> [TO DO]: Without altering a single character, set down all of the data below.

──────── DATA PROVIDED

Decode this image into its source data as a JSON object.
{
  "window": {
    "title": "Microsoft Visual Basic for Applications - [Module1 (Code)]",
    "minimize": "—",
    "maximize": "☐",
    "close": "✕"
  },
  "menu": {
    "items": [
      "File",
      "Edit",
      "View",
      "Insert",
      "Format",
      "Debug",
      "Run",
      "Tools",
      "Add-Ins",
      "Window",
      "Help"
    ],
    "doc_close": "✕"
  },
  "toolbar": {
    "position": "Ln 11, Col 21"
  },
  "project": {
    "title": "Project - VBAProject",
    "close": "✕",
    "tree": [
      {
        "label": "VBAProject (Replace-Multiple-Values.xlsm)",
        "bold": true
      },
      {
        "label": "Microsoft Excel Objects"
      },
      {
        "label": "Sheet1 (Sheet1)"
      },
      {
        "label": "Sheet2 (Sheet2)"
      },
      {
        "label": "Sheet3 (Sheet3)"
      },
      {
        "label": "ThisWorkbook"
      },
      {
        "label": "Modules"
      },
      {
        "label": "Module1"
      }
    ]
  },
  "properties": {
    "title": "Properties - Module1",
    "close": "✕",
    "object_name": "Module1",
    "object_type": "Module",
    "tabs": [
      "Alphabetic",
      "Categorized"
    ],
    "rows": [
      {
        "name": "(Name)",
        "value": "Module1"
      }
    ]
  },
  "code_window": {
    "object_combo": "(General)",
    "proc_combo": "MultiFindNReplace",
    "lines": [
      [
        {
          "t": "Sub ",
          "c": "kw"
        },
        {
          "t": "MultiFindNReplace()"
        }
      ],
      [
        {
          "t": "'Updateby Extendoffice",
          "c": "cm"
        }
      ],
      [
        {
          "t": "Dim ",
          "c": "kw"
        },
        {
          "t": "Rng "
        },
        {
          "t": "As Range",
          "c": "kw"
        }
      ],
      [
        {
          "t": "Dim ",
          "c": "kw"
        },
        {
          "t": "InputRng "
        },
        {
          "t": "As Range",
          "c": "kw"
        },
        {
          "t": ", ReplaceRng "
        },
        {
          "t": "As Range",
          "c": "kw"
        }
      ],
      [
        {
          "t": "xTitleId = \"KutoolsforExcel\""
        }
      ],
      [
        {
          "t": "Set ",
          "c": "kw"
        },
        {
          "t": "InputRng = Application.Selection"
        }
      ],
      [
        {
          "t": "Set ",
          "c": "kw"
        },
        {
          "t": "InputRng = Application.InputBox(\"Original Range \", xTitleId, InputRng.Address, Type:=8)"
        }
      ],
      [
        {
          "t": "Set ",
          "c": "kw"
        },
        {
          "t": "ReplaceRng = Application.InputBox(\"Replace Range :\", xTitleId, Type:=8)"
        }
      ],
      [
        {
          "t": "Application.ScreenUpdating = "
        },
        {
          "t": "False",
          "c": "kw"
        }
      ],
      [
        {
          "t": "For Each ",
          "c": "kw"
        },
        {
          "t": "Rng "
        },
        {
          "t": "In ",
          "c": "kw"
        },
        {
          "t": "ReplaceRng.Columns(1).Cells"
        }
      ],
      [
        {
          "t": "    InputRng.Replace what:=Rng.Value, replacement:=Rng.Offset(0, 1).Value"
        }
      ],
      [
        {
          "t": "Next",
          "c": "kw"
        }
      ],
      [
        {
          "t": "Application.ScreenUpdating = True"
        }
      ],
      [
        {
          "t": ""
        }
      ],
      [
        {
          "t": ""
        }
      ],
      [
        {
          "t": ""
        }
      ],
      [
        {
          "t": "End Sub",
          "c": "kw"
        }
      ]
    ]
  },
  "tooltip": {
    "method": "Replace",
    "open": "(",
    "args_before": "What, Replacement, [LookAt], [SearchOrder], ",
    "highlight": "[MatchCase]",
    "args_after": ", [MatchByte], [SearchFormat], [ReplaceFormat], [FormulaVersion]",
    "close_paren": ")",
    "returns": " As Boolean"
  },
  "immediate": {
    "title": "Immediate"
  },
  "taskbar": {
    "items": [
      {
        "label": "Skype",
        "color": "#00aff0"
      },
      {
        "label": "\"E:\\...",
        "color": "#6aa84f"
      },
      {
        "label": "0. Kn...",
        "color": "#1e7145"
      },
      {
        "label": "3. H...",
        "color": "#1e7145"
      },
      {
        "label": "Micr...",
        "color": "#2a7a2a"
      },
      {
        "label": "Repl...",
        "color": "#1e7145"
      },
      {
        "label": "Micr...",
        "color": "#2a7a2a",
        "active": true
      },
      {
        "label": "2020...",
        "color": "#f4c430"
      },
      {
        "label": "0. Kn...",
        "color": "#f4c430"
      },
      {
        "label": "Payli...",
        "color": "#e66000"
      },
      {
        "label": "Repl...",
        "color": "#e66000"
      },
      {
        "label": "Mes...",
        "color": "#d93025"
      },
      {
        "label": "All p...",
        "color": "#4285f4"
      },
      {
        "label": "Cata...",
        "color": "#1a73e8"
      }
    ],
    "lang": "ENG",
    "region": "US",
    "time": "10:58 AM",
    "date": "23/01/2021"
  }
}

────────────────

> [TASK RESPONSE]:
Decode this image into its source data as a JSON object.
{
  "window": {
    "title": "Microsoft Visual Basic for Applications - [Module1 (Code)]",
    "minimize": "—",
    "maximize": "☐",
    "close": "✕"
  },
  "menu": {
    "items": [
      "File",
      "Edit",
      "View",
      "Insert",
      "Format",
      "Debug",
      "Run",
      "Tools",
      "Add-Ins",
      "Window",
      "Help"
    ],
    "doc_close": "✕"
  },
  "toolbar": {
    "position": "Ln 11, Col 21"
  },
  "project": {
    "title": "Project - VBAProject",
    "close": "✕",
    "tree": [
      {
        "label": "VBAProject (Replace-Multiple-Values.xlsm)",
        "bold": true
      },
      {
        "label": "Microsoft Excel Objects"
      },
      {
        "label": "Sheet1 (Sheet1)"
      },
      {
        "label": "Sheet2 (Sheet2)"
      },
      {
        "label": "Sheet3 (Sheet3)"
      },
      {
        "label": "ThisWorkbook"
      },
      {
        "label": "Modules"
      },
      {
        "label": "Module1"
      }
    ]
  },
  "properties": {
    "title": "Properties - Module1",
    "close": "✕",
    "object_name": "Module1",
    "object_type": "Module",
    "tabs": [
      "Alphabetic",
      "Categorized"
    ],
    "rows": [
      {
        "name": "(Name)",
        "value": "Module1"
      }
    ]
  },
  "code_window": {
    "object_combo": "(General)",
    "proc_combo": "MultiFindNReplace",
    "lines": [
      [
        {
          "t": "Sub ",
          "c": "kw"
        },
        {
          "t": "MultiFindNReplace()"
        }
      ],
      [
        {
          "t": "'Updateby Extendoffice",
          "c": "cm"
        }
      ],
      [
        {
          "t": "Dim ",
          "c": "kw"
        },
        {
          "t": "Rng "
        },
        {
          "t": "As Range",
          "c": "kw"
        }
      ],
      [
        {
          "t": "Dim ",
          "c": "kw"
        },
        {
          "t": "InputRng "
        },
        {
          "t": "As Range",
          "c": "kw"
        },
        {
          "t": ", ReplaceRng "
        },
        {
          "t": "As Range",
          "c": "kw"
        }
      ],
      [
        {
          "t": "xTitleId = \"KutoolsforExcel\""
        }
      ],
      [
        {
          "t": "Set ",
          "c": "kw"
        },
        {
          "t": "InputRng = Application.Selection"
        }
      ],
      [
        {
          "t": "Set ",
          "c": "kw"
        },
        {
          "t": "InputRng = Application.InputBox(\"Original Range \", xTitleId, InputRng.Address, Type:=8)"
        }
      ],
      [
        {
          "t": "Set ",
          "c": "kw"
        },
        {
          "t": "ReplaceRng = Application.InputBox(\"Replace Range :\", xTitleId, Type:=8)"
        }
      ],
      [
        {
          "t": "Application.ScreenUpdating = "
        },
        {
          "t": "False",
          "c": "kw"
        }
      ],
      [
        {
          "t": "For Each ",
          "c": "kw"
        },
        {
          "t": "Rng "
        },
        {
          "t": "In ",
          "c": "kw"
        },
        {
          "t": "ReplaceRng.Columns(1).Cells"
        }
      ],
      [
        {
          "t": "    InputRng.Replace what:=Rng.Value, replacement:=Rng.Offset(0, 1).Value"
        }
      ],
      [
        {
          "t": "Next",
          "c": "kw"
        }
      ],
      [
        {
          "t": "Application.ScreenUpdating = True"
        }
      ],
      [
        {
          "t": ""
        }
      ],
      [
        {
          "t": ""
        }
      ],
      [
        {
          "t": ""
        }
      ],
      [
        {
          "t": "End Sub",
          "c": "kw"
        }
      ]
    ]
  },
  "tooltip": {
    "method": "Replace",
    "open": "(",
    "args_before": "What, Replacement, [LookAt], [SearchOrder], ",
    "highlight": "[MatchCase]",
    "args_after": ", [MatchByte], [SearchFormat], [ReplaceFormat], [FormulaVersion]",
    "close_paren": ")",
    "returns": " As Boolean"
  },
  "immediate": {
    "title": "Immediate"
  },
  "taskbar": {
    "items": [
      {
        "label": "Skype",
        "color": "#00aff0"
      },
      {
        "label": "\"E:\\...",
        "color": "#6aa84f"
      },
      {
        "label": "0. Kn...",
        "color": "#1e7145"
      },
      {
        "label": "3. H...",
        "color": "#1e7145"
      },
      {
        "label": "Micr...",
        "color": "#2a7a2a"
      },
      {
        "label": "Repl...",
        "color": "#1e7145"
      },
      {
        "label": "Micr...",
        "color": "#2a7a2a",
        "active": true
      },
      {
        "label": "2020...",
        "color": "#f4c430"
      },
      {
        "label": "0. Kn...",
        "color": "#f4c430"
      },
      {
        "label": "Payli...",
        "color": "#e66000"
      },
      {
        "label": "Repl...",
        "color": "#e66000"
      },
      {
        "label": "Mes...",
        "color": "#d93025"
      },
      {
        "label": "All p...",
        "color": "#4285f4"
      },
      {
        "label": "Cata...",
        "color": "#1a73e8"
      }
    ],
    "lang": "ENG",
    "region": "US",
    "time": "10:58 AM",
    "date": "23/01/2021"
  }
}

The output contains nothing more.